GM hasn’t resolved irrespective of whether these PAVs will start as an up-sector merchandise or regardless of whether it will be connected to an current automobile model or a focused automobile, Ruess included.

Bumps in the highway

cruise app car san francisco

Picture Credits: Roberto Baldwin

Cruise presently operates an autonomous journey-hailing company in San Francisco but only during the middle of the night (10 p.m. until finally 5:30 a.m.) and only inside 30% of the city. The firm notes that this determination was dependent far more on making positive its autos work through fewer hectic visitors periods. It’s currently doing work to grow those people area and time constraints.

It is not just San Francisco that will see far more driverless Chevy Bolts ferrying passengers close to. Cruise ideas to expand to Phoenix, Arizona and Austin, Texas in the future 90 days.

Scaling is Cruise’s up coming chapter. On the other hand, the hiccups preserve coming. There have been multiple studies of Cruise robotaxis blocking intersections and other troubles.

A single automobile was included in a collision at an intersection which prompted the corporation to update the software program on 80 of its autos. In April of this 12 months, a Bolt was pulled about for not acquiring its headlights on and at 1 point pulled absent from the law enforcement officer. And of study course, there is the infamous team of in excess of a 50 percent dozen Cruise Bolts that ended up assembled at an intersection and unable to figure out in which to go next leading to targeted visitors issues. 

When asked about the bunching up of the motor vehicles, Vogt observed, “This is portion of running, parting of scaling. It is a typical bump in the road.” The CEO famous that it was an inconvenience and not a safety difficulty. Vogt claimed that AVs have a great deal of back again-conclusion products and services and one particular of them “flipped” and didn’t occur back on the net rapidly enough. How they all finished up in the exact intersection is that at the time there was only one start area for the automobiles and they have been cruising along one of their major corridors near that launch location. Due to the fact then Cruise has included resiliency procedures in the AVs to make them much more tolerant.

The firm (and by extension, Vogt) is self-confident in its in-dwelling crafted autonomous trip-hailing process. Now it demands to encourage skeptics that a ride in a motor vehicle without the need of a driver is really worth having to pay for in metropolitan areas outside the house tech-pleasant San Francisco.

Our driverless trip

At the finish of the tour, Cruise established us up with an autonomous journey in a Bolt.

Our car or truck, dubbed Ladybug, arrived and with a tap on the app, we unlocked the doorways and cruised (no pun intended) about the city at night time on our way to Japan Town.

Alongside the route, multiple cars ended up parked with their driver’s aspect doorways opened. The Bolt slowed marginally, turned on its blinker and briefly slid into the other lane before landing again into its very own.

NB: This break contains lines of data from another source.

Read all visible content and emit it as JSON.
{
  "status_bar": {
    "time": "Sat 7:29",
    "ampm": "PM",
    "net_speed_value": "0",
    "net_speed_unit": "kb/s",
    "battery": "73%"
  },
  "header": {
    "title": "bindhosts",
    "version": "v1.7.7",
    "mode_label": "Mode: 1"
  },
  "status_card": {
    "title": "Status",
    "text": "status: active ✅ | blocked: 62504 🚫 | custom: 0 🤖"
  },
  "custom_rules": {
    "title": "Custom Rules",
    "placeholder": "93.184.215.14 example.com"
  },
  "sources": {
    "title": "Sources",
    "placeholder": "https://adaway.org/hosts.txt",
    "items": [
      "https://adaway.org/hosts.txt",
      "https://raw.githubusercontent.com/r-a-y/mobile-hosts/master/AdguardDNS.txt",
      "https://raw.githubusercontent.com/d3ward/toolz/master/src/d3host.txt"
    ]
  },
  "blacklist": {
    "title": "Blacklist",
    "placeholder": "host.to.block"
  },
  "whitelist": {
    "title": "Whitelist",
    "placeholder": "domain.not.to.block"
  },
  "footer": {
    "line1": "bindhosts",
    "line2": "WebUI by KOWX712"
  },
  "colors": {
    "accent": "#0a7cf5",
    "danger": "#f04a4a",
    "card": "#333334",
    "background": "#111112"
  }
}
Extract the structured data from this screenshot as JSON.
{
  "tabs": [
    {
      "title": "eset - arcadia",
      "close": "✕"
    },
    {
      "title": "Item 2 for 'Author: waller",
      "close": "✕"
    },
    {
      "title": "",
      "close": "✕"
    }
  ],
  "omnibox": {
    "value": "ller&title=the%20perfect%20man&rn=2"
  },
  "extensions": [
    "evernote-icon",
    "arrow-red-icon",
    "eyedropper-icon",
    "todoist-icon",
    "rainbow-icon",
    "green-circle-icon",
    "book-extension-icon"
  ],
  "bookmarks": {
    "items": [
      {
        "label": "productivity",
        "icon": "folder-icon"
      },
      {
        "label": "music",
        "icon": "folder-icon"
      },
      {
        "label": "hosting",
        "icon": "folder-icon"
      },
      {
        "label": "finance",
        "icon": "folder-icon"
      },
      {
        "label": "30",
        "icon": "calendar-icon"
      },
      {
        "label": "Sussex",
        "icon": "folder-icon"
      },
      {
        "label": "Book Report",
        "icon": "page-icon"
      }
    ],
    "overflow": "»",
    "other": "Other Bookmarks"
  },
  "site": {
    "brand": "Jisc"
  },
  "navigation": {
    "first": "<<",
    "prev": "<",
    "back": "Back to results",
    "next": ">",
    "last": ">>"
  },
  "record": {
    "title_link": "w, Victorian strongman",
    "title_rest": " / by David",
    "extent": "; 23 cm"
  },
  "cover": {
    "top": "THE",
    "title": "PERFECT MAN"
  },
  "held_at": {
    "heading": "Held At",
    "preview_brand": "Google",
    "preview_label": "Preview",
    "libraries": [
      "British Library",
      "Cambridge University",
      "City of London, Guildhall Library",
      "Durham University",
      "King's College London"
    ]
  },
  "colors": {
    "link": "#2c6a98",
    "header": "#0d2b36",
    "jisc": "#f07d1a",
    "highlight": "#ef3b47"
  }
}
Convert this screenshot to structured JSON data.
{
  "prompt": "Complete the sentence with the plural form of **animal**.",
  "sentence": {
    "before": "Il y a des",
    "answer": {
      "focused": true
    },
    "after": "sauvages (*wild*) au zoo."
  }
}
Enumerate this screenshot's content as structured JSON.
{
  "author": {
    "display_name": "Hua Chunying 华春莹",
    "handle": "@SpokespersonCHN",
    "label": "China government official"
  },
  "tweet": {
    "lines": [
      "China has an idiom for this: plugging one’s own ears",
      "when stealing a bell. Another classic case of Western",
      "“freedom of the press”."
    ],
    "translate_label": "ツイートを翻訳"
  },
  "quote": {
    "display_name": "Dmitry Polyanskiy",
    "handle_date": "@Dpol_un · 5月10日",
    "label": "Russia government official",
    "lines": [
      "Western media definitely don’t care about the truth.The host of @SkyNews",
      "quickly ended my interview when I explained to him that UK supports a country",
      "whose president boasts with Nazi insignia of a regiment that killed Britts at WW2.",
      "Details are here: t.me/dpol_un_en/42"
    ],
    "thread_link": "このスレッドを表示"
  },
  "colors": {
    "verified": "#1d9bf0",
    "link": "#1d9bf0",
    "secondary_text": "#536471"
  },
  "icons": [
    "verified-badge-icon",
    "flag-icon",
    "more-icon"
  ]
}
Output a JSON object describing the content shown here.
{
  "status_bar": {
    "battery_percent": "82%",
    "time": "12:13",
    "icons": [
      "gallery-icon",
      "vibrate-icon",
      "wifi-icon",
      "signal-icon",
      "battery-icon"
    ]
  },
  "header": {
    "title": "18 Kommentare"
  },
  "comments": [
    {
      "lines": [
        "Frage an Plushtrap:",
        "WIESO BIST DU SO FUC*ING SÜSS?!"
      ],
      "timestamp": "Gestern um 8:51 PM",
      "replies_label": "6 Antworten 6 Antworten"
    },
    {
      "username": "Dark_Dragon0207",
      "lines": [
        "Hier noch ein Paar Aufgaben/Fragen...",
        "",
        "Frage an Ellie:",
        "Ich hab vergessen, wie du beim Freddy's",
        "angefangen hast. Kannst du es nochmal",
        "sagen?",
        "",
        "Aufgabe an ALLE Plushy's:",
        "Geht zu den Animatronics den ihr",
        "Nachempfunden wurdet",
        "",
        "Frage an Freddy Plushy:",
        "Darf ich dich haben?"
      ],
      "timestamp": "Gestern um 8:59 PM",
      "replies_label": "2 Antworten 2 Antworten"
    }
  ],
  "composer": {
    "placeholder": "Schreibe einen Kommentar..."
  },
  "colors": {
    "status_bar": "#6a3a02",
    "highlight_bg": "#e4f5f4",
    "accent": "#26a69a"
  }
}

At four-way quit intersections, it took on the temperament of a cautious human, pulling out only after it identified that the other automobiles would obey the regulations of the road.

It was interesting in the beginning and then, boring which is accurately what driverless experience-hailing ought to target on. Indeed, it’s marginally strange to be in a car pushed by a robot, but right after 20 minutes of remaining carted close to by a careful robot, the very last 10 minutes are expended wanting to know if you are going to get caught at an intersection just to insert some exhilaration to the ride.

Further reporting from transportation editor Kirsten Korosec.